White House confirms Biden will meet Chinese president Xi Jinping virtually on November 15 and will ‘make his concerns clear amid tensions over Taiwan and after agreeing to work together on climate change
- President Joe Biden will meet virtually with Chinese President Xi Jinping on Monday evening in a much-anticipated meeting
- The two will discuss ways to ‘responsibily manage the competition between the United States and the PRC [People’s Republic of China],’ White House press secretary Jen Psaki said in a statement
- A senior administration official warned there would be no deliverables out of the meeting
- Xi has not left China during the COVID pandemic

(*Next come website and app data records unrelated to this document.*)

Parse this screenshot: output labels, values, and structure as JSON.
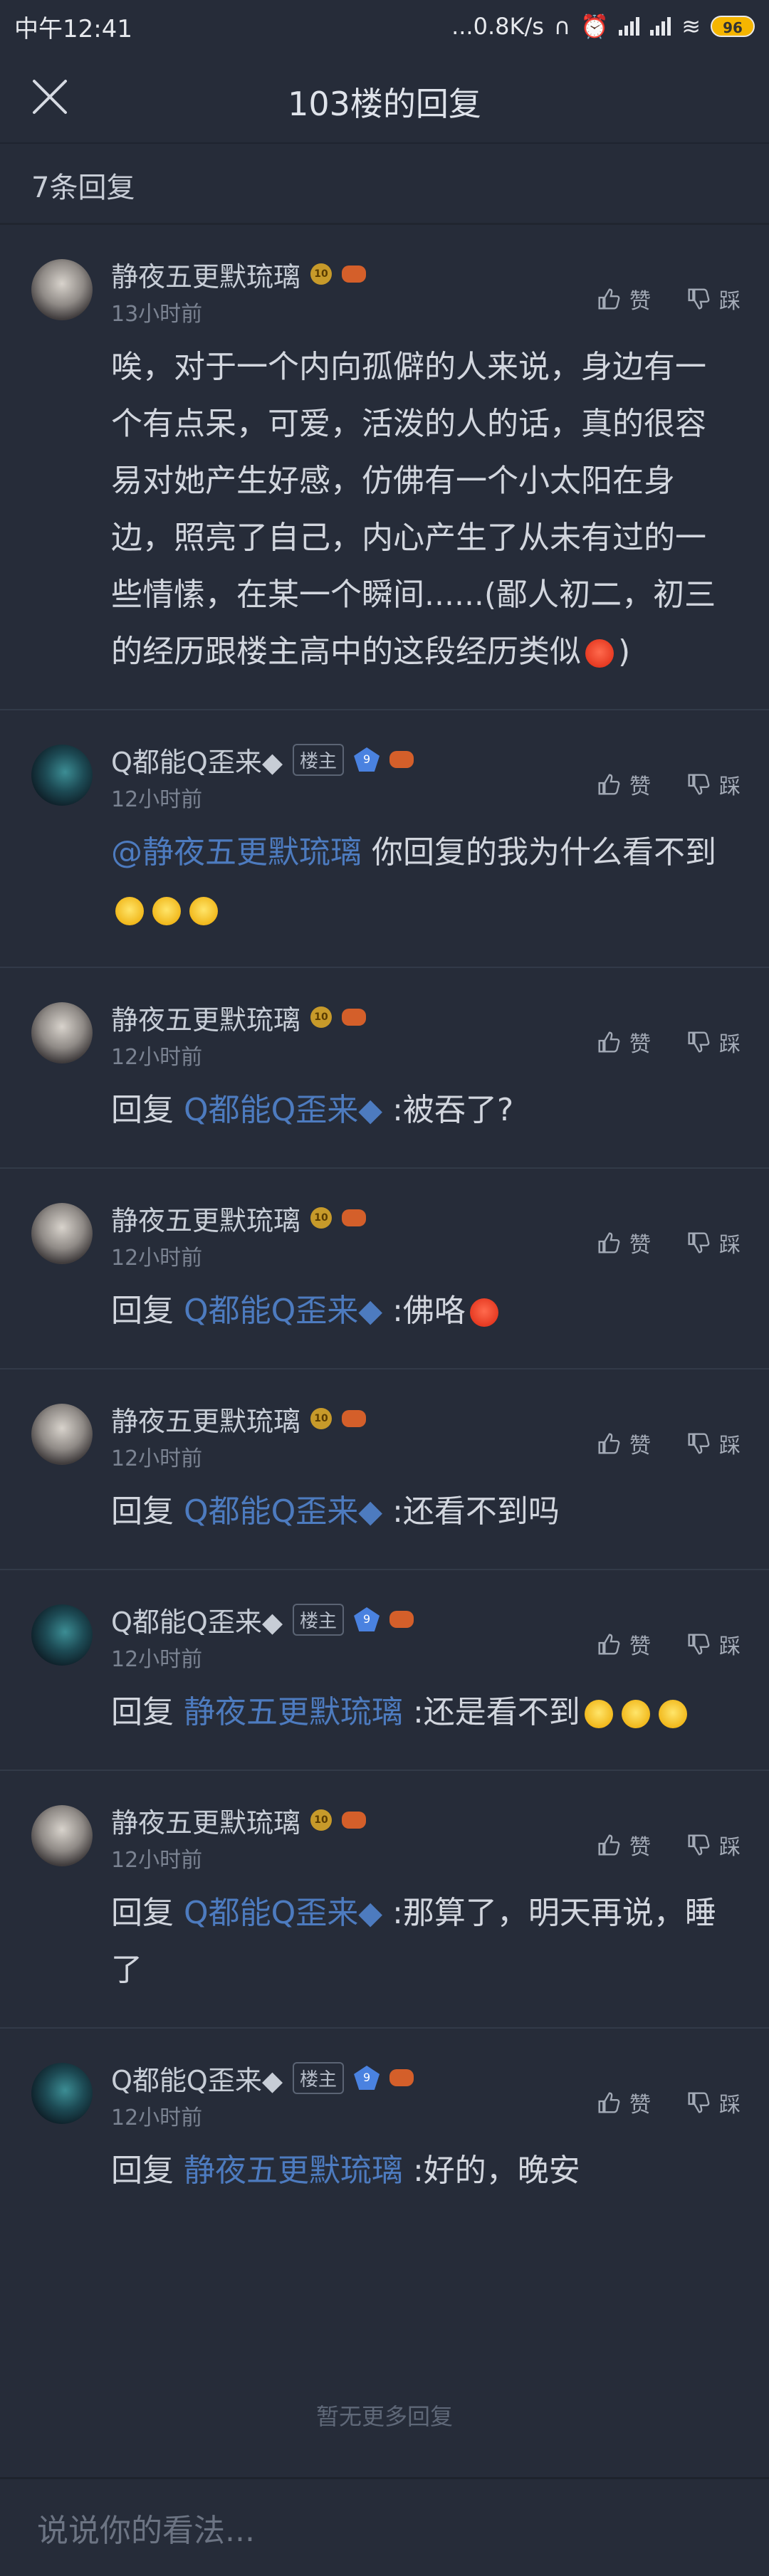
{
  "status_bar": {
    "time": "中午12:41",
    "network_speed": "...0.8K/s",
    "battery": "96"
  },
  "header": {
    "title": "103楼的回复"
  },
  "reply_count": "7条回复",
  "actions": {
    "like": "赞",
    "dislike": "踩"
  },
  "comments": [
    {
      "name": "静夜五更默琉璃",
      "time": "13小时前",
      "text": "唉，对于一个内向孤僻的人来说，身边有一个有点呆，可爱，活泼的人的话，真的很容易对她产生好感，仿佛有一个小太阳在身边，照亮了自己，内心产生了从未有过的一些情愫，在某一个瞬间......(鄙人初二，初三的经历跟楼主高中的这段经历类似",
      "text_end": ")"
    },
    {
      "name": "Q都能Q歪来◆",
      "owner_badge": "楼主",
      "vip_level": "9",
      "time": "12小时前",
      "mention": "@静夜五更默琉璃",
      "text": " 你回复的我为什么看不到"
    },
    {
      "name": "静夜五更默琉璃",
      "time": "12小时前",
      "reply_prefix": "回复 ",
      "mention": "Q都能Q歪来◆",
      "text": " :被吞了?"
    },
    {
      "name": "静夜五更默琉璃",
      "time": "12小时前",
      "reply_prefix": "回复 ",
      "mention": "Q都能Q歪来◆",
      "text": " :佛咯"
    },
    {
      "name": "静夜五更默琉璃",
      "time": "12小时前",
      "reply_prefix": "回复 ",
      "mention": "Q都能Q歪来◆",
      "text": " :还看不到吗"
    },
    {
      "name": "Q都能Q歪来◆",
      "owner_badge": "楼主",
      "vip_level": "9",
      "time": "12小时前",
      "reply_prefix": "回复 ",
      "mention": "静夜五更默琉璃",
      "text": " :还是看不到"
    },
    {
      "name": "静夜五更默琉璃",
      "time": "12小时前",
      "reply_prefix": "回复 ",
      "mention": "Q都能Q歪来◆",
      "text": " :那算了，明天再说，睡了"
    },
    {
      "name": "Q都能Q歪来◆",
      "owner_badge": "楼主",
      "vip_level": "9",
      "time": "12小时前",
      "reply_prefix": "回复 ",
      "mention": "静夜五更默琉璃",
      "text": " :好的，晚安"
    }
  ],
  "level_badge": "10",
  "no_more": "暂无更多回复",
  "input_placeholder": "说说你的看法..."
}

President Joe Biden will meet virtually with Chinese President Xi Jinping on Monday evening, the White House announced on Friday.
The two will discuss ways to ‘responsibily manage the competition between the United States and the PRC [People’s Republic of China],’ White House press secretary Jen Psaki said in a statement.
President Biden ‘will make clear U.S. intentions and priorities and be clear and candid about our concerns with the PRC,’ Psaki noted.
The meeting comes after administration officials criticized Xi for not attending the G20 or the COP26 summit in person. Xi joined the G20 virtually but he has not left China during the COVID pandemic.
It also comes amid rising tensions between Washington and Beijing over trade deals, the situation in Taiwain, the COVID pandemic and climate change.
The White House had said Biden would hold a one-on-one with his Chinese counterpart before the end of the year.
President Joe Biden will meet virtually with Chinese President Xi Jinping on Monday evening in a much-anticipated meeting
The much- anticipated meeting will be the third engagement between the two leaders since February. It comes after the U.S. and China this week pledged at U.N. climate talks in Glasgow, Scotland to increase their cooperation and speed up action to rein in climate-damaging emissions.
White House national security adviser Jake Sullivan and senior Chinese foreign policy adviser Yang Jiechi came to an agreement on holding the Biden-Xi virtual summit by year’s end when they met last month for talks in Zurich but the two sides had not settled on a date.
The virtual meeting was proposed after Biden, who spent a substantial amount of time with Xi when the two were vice presidents, mentioned during a September phone call with the Chinese leader that he would like to be able to see Xi again, according to the White House.
Xi has not left China during the coronavirus pandemic. White House officials proposed a virtual summit as the best available substitute for the two leaders to have a substantive conversation on a number of issues that have put strains on the U.S.-China relationship.
‘We hope the U.S. will work together with China to jointly strive to make the leaders´ summit a success and bring China-U.S. ties back to the right track of sound and stable development,’ Chinese Foreign Ministry spokesperson Wang Wenbin said Friday.
The meeting comes as Xi faces a crucial year ahead with Beijing’s hosting of the Winter Olympic Games and a key Communist Party Congress where he looks to secure an unprecedented third term.
A senior U.S. administration official said Biden would use the meeting to make clear that he welcomes stiff competition with China, but doesn’t want conflict, and downplayed the likelihood of a long list of outcomes often tied to senior leader meetings.
‘This is not about seeking specific deliverables or outcomes,’ the official told reporters.
‘As we compete with the PRC, President Biden expects President Xi and the PRC to play by the rules of road-and he will make that point throughout the meeting,’ the official said.
There has been no shortage of tension in the relationship in recent months as Biden has made clear he sees Beijing’s actions on a number of fronts as concerning.
The president has criticized China for human rights abuses against ethnic minorities in northwest China, squelching pro-democracy efforts in Hong Kong, and resisting global pressure to cooperate fully with investigations into the origins of the coronavirus pandemic.
Tensions have also been exacerbated recently by the Chinese military´s flying dozens of sorties near the self-ruled island of Taiwan, which Beijing considers part of its territory.
Biden, at the Group of 20 meeting in Rome and again at the U.N. climate gathering, criticized Xi for failing to show up to the summits, where world leaders discussed the way forward on the pandemic and steps to ease the impact of climate change.
‘I think it´s been a big mistake, quite frankly, for China … not showing up, ‘ Biden said in Glasgow. ‘The rest of the world is going to look to China and say, what value added have they provided?’
Both leaders took part in Friday´s Asia-Pacific Economic Cooperation (APEC) virtual meeting, where leaders discussed efforts to end the COVID-19 pandemic and support the global economic recovery.